In his 1954 classic, The Practice of Management, Peter Drucker[i] wrote that ‘the purpose of a business is to create customers’. It is a wonderful insight. In contrast, the nightly fare on A Current Affair or Today Tonight always includes stories about businessmen who are ripping off their unsuspecting customers – overcharging, or providing dodgy products, or charging for services not supplied.
Recently, when staying at our son's house in Sydney, I tried using Julian’s exercise bike. Unfortunately, the pedals were slipping, so I visited Exagym, where Julian had purchased the bike, expecting to buy a replacement part for one that had worn out. The proprietor, Chris Quinn, quickly diagnosed the problem, checked the details of Julian's bike and his address, and volunteered to come around and fix the problem. This he did, and then he declined my offer of payment saying, ‘it is all part of the service’.
As we chatted, I found out that Exagym was part of Infiniti Fitness Systems, a family business founded by his father in 1982. I was not surprised. Many of our clients at my consulting business, Fenwick Software, are family businesses, some into the second or third generation. Colleagues such as David Bilston at MFB who make steel cabinets, Adam Hazeldene at Hazeldene’s Chicken Farms and Helen Ward at Ward McKenzie, who make the bi-carb soda we all have in our pantries, instinctively understand Peter Drucker's wisdom. They have been looking after their clients well for decades.
Vaclav Havel wrote:
It is a great mistake to think that the marketplace and morality are mutually exclusive. Precisely the opposite is true: the marketplace can work only if it has its own morality – a morality generally enshrined in laws, regulations, traditions, experiences, and customs.[ii]
Any business that behaves unethically, or illegally, or simply not in the interest of its customers fails because very soon it has no customers.
So next time you see one of the rip-off stories on TV, check the longevity of the business. In many cases, you will find that the business is bankrupt, or in receivership, or simply not operating anymore. And the proprietors will be gone or in hiding, and certainly unwilling to talk to journalists.

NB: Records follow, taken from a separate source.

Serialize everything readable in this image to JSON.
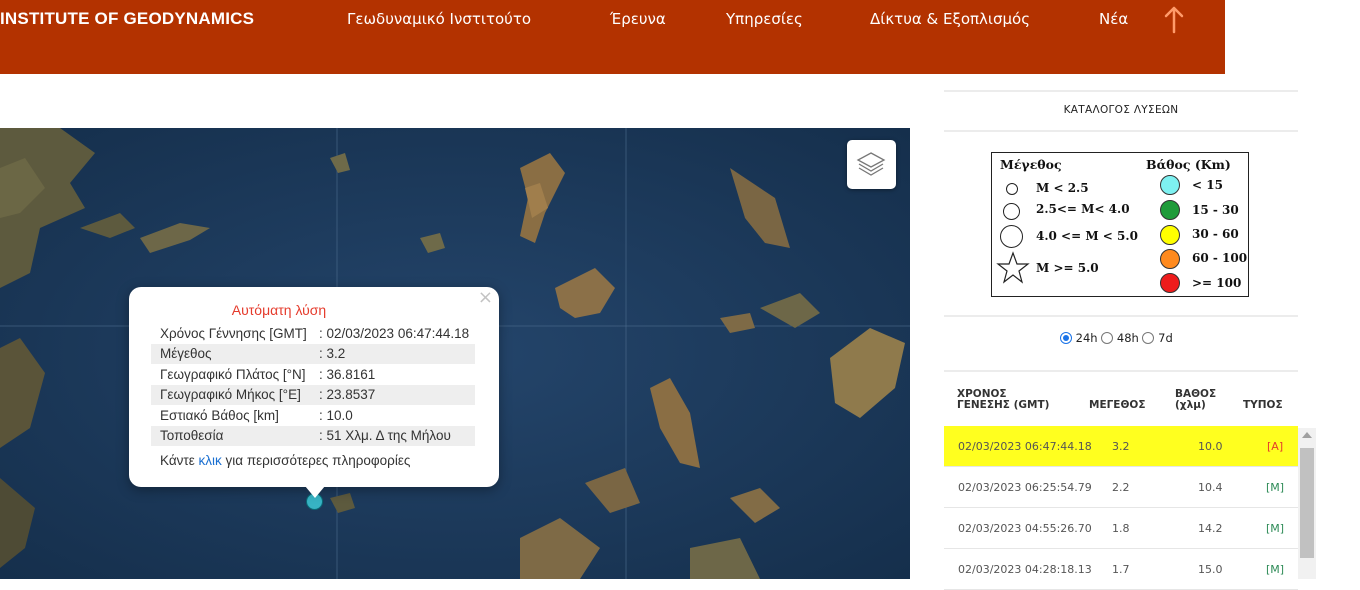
{
  "header": {
    "brand": "INSTITUTE OF GEODYNAMICS",
    "nav": [
      "Γεωδυναμικό Ινστιτούτο",
      "Έρευνα",
      "Υπηρεσίες",
      "Δίκτυα & Εξοπλισμός",
      "Νέα"
    ],
    "background_color": "#b33200"
  },
  "map": {
    "layers_icon": "layers-icon",
    "popup": {
      "close": "×",
      "title": "Αυτόματη λύση",
      "rows": [
        {
          "label": "Χρόνος Γέννησης [GMT]",
          "value": ": 02/03/2023 06:47:44.18"
        },
        {
          "label": "Μέγεθος",
          "value": ": 3.2"
        },
        {
          "label": "Γεωγραφικό Πλάτος [°N]",
          "value": ": 36.8161"
        },
        {
          "label": "Γεωγραφικό Μήκος [°E]",
          "value": ": 23.8537"
        },
        {
          "label": "Εστιακό Βάθος [km]",
          "value": ": 10.0"
        },
        {
          "label": "Τοποθεσία",
          "value": ": 51 Χλμ. Δ της Μήλου"
        }
      ],
      "more_prefix": "Κάντε",
      "more_link": "κλικ",
      "more_suffix": "για περισσότερες πληροφορίες"
    }
  },
  "panel": {
    "title": "ΚΑΤΑΛΟΓΟΣ ΛΥΣΕΩΝ",
    "legend": {
      "magnitude_header": "Μέγεθος",
      "depth_header": "Βάθος (Km)",
      "magnitudes": [
        "M < 2.5",
        "2.5<= M< 4.0",
        "4.0 <= M < 5.0",
        "M >= 5.0"
      ],
      "depths": [
        {
          "label": "< 15",
          "color": "#7ef1f1"
        },
        {
          "label": "15 - 30",
          "color": "#1f9b3a"
        },
        {
          "label": "30 - 60",
          "color": "#ffff00"
        },
        {
          "label": "60 - 100",
          "color": "#ff8a1e"
        },
        {
          "label": ">= 100",
          "color": "#ee1c1c"
        }
      ]
    },
    "ranges": [
      "24h",
      "48h",
      "7d"
    ],
    "selected_range": "24h",
    "columns": {
      "time": [
        "ΧΡΟΝΟΣ",
        "ΓΕΝΕΣΗΣ (GMT)"
      ],
      "magnitude": "ΜΕΓΕΘΟΣ",
      "depth": [
        "ΒΑΘΟΣ",
        "(χλμ)"
      ],
      "type": "ΤΥΠΟΣ"
    },
    "events": [
      {
        "time": "02/03/2023 06:47:44.18",
        "magnitude": "3.2",
        "depth": "10.0",
        "type": "[A]"
      },
      {
        "time": "02/03/2023 06:25:54.79",
        "magnitude": "2.2",
        "depth": "10.4",
        "type": "[M]"
      },
      {
        "time": "02/03/2023 04:55:26.70",
        "magnitude": "1.8",
        "depth": "14.2",
        "type": "[M]"
      },
      {
        "time": "02/03/2023 04:28:18.13",
        "magnitude": "1.7",
        "depth": "15.0",
        "type": "[M]"
      }
    ],
    "highlight_color": "#ffff1f"
  }
}
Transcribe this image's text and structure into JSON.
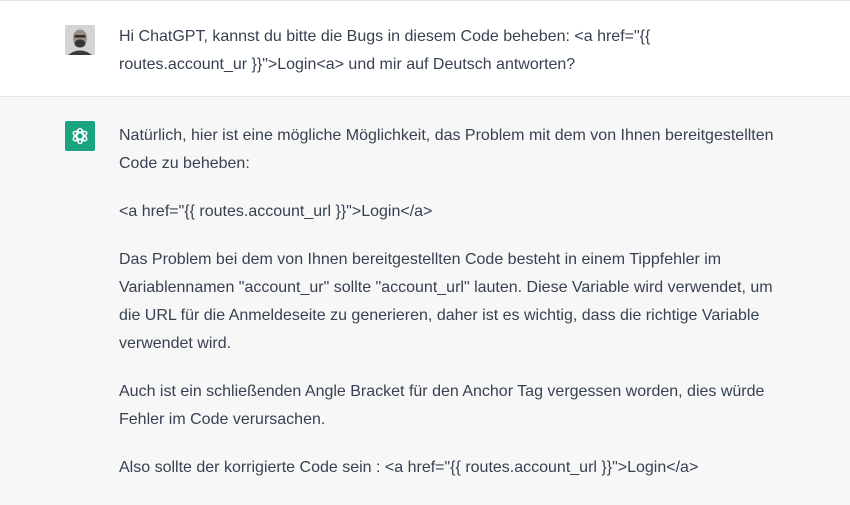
{
  "user_message": {
    "avatar": "user-avatar-photo",
    "text": "Hi ChatGPT, kannst du bitte die Bugs in diesem Code beheben: <a href=\"{{ routes.account_ur  }}\">Login<a> und mir auf Deutsch antworten?"
  },
  "assistant_message": {
    "avatar": "openai-logo-icon",
    "avatar_color": "#19a37f",
    "paragraphs": [
      "Natürlich, hier ist eine mögliche Möglichkeit, das Problem mit dem von Ihnen bereitgestellten Code zu beheben:",
      "<a href=\"{{ routes.account_url }}\">Login</a>",
      "Das Problem bei dem von Ihnen bereitgestellten Code besteht in einem Tippfehler im Variablennamen \"account_ur\" sollte \"account_url\" lauten. Diese Variable wird verwendet, um die URL für die Anmeldeseite zu generieren, daher ist es wichtig, dass die richtige Variable verwendet wird.",
      "Auch ist ein schließenden Angle Bracket für den Anchor Tag vergessen worden, dies würde Fehler im Code verursachen.",
      "Also sollte der korrigierte Code sein : <a href=\"{{ routes.account_url }}\">Login</a>"
    ]
  }
}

Family businesses operate on a value system of doing the right thing by the customer. It is in their blood. That is why they thrive and grow.
[i] Peter Drucker was a prolific writer, consultant and teacher. He had a profound influence on the theory of management and the role of the manager in society. He invented management by objectives and he coined the term ‘knowledge worker’. He explained that the goal to maximise profit was a false one for the businessman – it provided no guide for action - whereas to create a customer guided everything.
He wrote about forty books, most of which are still in print.
My favourites are: The Practice of Management (1954); Managing for Results (1964); The Effective Executive (1967). [ii] Vaclav Havel, Summer Meditations, p. 67.